Ten days later, Cupich announced his decision to suspend Phillips' faculties, and on March 16 published an open letter declaring the presence of "credible allegations of improper conduct involving adult men."
A media firestorm erupted nationally and internationally, leading to widespread speculation over Phillips' sexual orientation and questioning of his reputation.
On March 26, Phillips formally petitioned Cupich to revoke his decree and restore his position at the parish — which Cupich ignored. In a meeting in April, the cardinal went on to accuse Phillips of being guilty of the charges and discouraged members of the Canons Regular from testifying on his behalf during the investigation.
The April 29 letter claims Cupich's decree suspending Phillips' faculties and removing him from his parish was canonically null and void.
[P]rior to the completion of any investigation, whether diocesan or by the religious order, you proceeded to inform the media of your decisions as set forth in your March 12th decree. This, Your Eminence, blatantly constitutes a violation of Fr. Phillips' privacy and all rights relative to the preservation of his good name; a clear manifestation, in the minds of many Christifideles, of either an animus against Fr. Phillips, or a high level of suspicion and a low level of skepticism was present during the decision making phase, or, perhaps, a mixture of both ... .
The letter goes on to quote Canon 193 §1, which states that a "person cannot be removed from an office conferred for an indefinite period of time except for grave causes and according to the manner of proceeding defined by law."
"Where is the 'grave cause'?" Kershaw asks. "And, why was the requisite 'manner of proceeding defined by law' set aside, and not followed as prescribed by the Codex?"
Kershaw goes on to note the damage done to Phillips' good name.
Indubitably, Fr. Phillips has been egregiously defamed by his reprobate detractors, including those who have "jumped on the band wagon" ostensibly hoping to have found an opportunity for fraudulent monetary gain.
The damage to Fr. Phillips' reputation has indeed been compounded by those same wide reaching media reports which have caused and continue to consternation and astonishment amongst the Christifideles. Hence, it is left to Rev. Fr. Phillips to discern if and what further action should be taken to restore his good name.

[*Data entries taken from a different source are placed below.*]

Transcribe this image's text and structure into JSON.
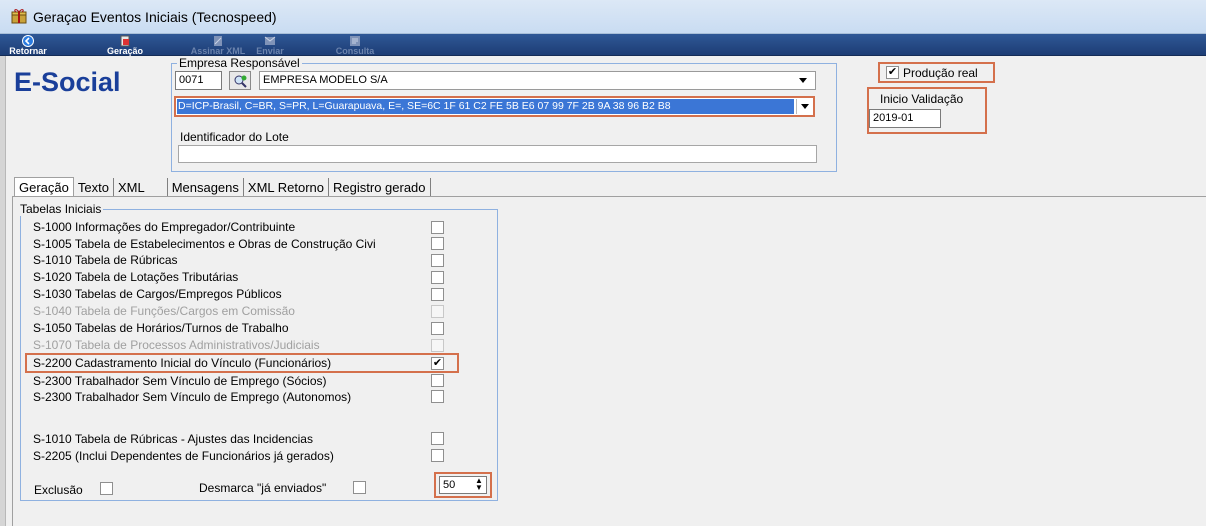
{
  "window": {
    "title": "Geraçao Eventos Iniciais (Tecnospeed)",
    "icon": "gift-icon"
  },
  "toolbar": [
    {
      "label": "Retornar",
      "icon": "back-arrow-icon",
      "enabled": true
    },
    {
      "label": "Geração",
      "icon": "generate-icon",
      "enabled": true
    },
    {
      "label": "Assinar XML",
      "icon": "sign-icon",
      "enabled": false
    },
    {
      "label": "Enviar",
      "icon": "send-icon",
      "enabled": false
    },
    {
      "label": "Consulta",
      "icon": "query-icon",
      "enabled": false
    }
  ],
  "logo": "E-Social",
  "empresa": {
    "legend": "Empresa Responsável",
    "code": "0071",
    "name": "EMPRESA MODELO S/A",
    "certificate": "D=ICP-Brasil, C=BR, S=PR, L=Guarapuava, E=, SE=6C 1F 61 C2 FE 5B E6 07 99 7F 2B 9A 38 96 B2 B8",
    "lote_label": "Identificador do Lote",
    "lote_value": ""
  },
  "producao": {
    "label": "Produção real",
    "checked": true
  },
  "inicio": {
    "label": "Inicio Validação",
    "value": "2019-01"
  },
  "tabs": [
    "Geração",
    "Texto",
    "XML",
    "Mensagens",
    "XML Retorno",
    "Registro gerado"
  ],
  "active_tab": "Geração",
  "tabelas": {
    "legend": "Tabelas Iniciais",
    "items": [
      {
        "label": "S-1000 Informações do Empregador/Contribuinte",
        "checked": false,
        "disabled": false
      },
      {
        "label": "S-1005 Tabela de Estabelecimentos e Obras de Construção Civi",
        "checked": false,
        "disabled": false
      },
      {
        "label": "S-1010 Tabela de Rúbricas",
        "checked": false,
        "disabled": false
      },
      {
        "label": "S-1020 Tabela de Lotações Tributárias",
        "checked": false,
        "disabled": false
      },
      {
        "label": "S-1030 Tabelas de Cargos/Empregos Públicos",
        "checked": false,
        "disabled": false
      },
      {
        "label": "S-1040 Tabela de Funções/Cargos em Comissão",
        "checked": false,
        "disabled": true
      },
      {
        "label": "S-1050 Tabelas de Horários/Turnos de Trabalho",
        "checked": false,
        "disabled": false
      },
      {
        "label": "S-1070 Tabela de Processos Administrativos/Judiciais",
        "checked": false,
        "disabled": true
      },
      {
        "label": "S-2200 Cadastramento Inicial do Vínculo (Funcionários)",
        "checked": true,
        "disabled": false
      },
      {
        "label": "S-2300 Trabalhador Sem Vínculo de Emprego (Sócios)",
        "checked": false,
        "disabled": false
      },
      {
        "label": "S-2300 Trabalhador Sem Vínculo de Emprego (Autonomos)",
        "checked": false,
        "disabled": false
      },
      {
        "label": "S-1010 Tabela de Rúbricas - Ajustes das Incidencias",
        "checked": false,
        "disabled": false
      },
      {
        "label": "S-2205 (Inclui Dependentes de Funcionários já gerados)",
        "checked": false,
        "disabled": false
      }
    ],
    "exclusao_label": "Exclusão",
    "desmarca_label": "Desmarca \"já enviados\"",
    "spin_value": "50"
  }
}
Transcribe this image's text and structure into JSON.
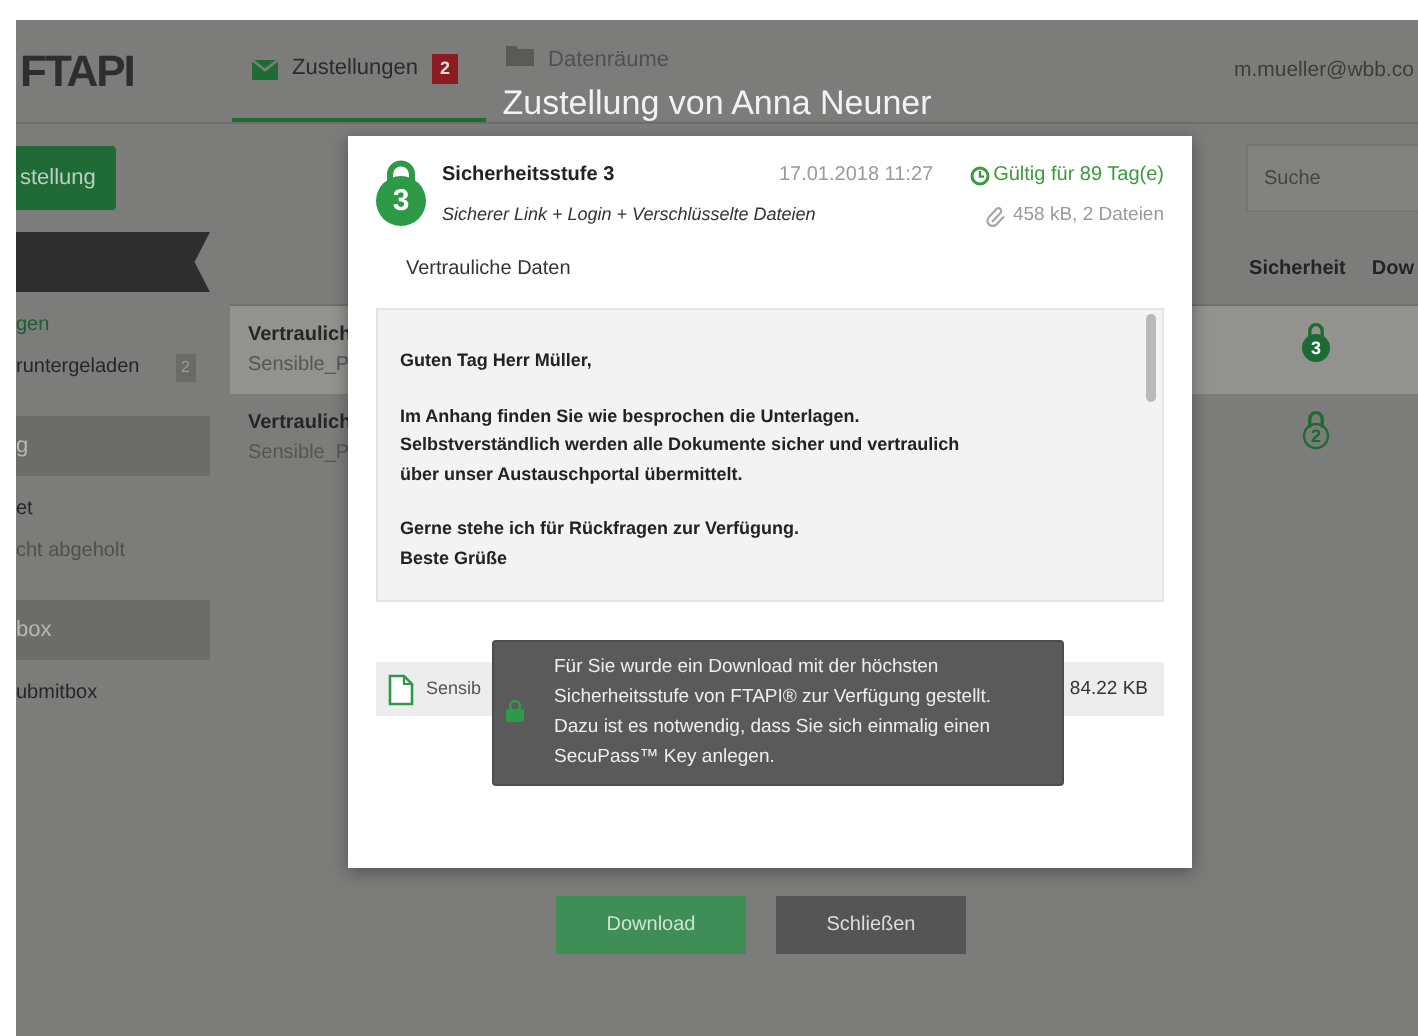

Cupich, however, refuses to reinstate Phillips. In a letter published June 24, Szarek accepts the cardinal's decision not to restore his faculties: "We accept the Archdiocese's decision that Fr. Phillips' faculties for public ministry will remain withdrawn and that he will not return as pastor of St. John Cantius and as Superior of the Canons Regular of St. John Cantius."
Phillips has explained, however, that restrictions placed on him in Chicago will have no effect on his ministry elsewhere.
"Currently, by decree of Cardinal Cupitch [sic] my faculties are suspended only in Chicago," he wrote. "I am free to continue in my calling to serve God in all other geographical locations on the planet. Therefore, I will continue to say mass for you daily and petition for reconciliation with the Cardinal."
Phillips is currently in Rome working with his order and "other church leaders" to discuss future steps.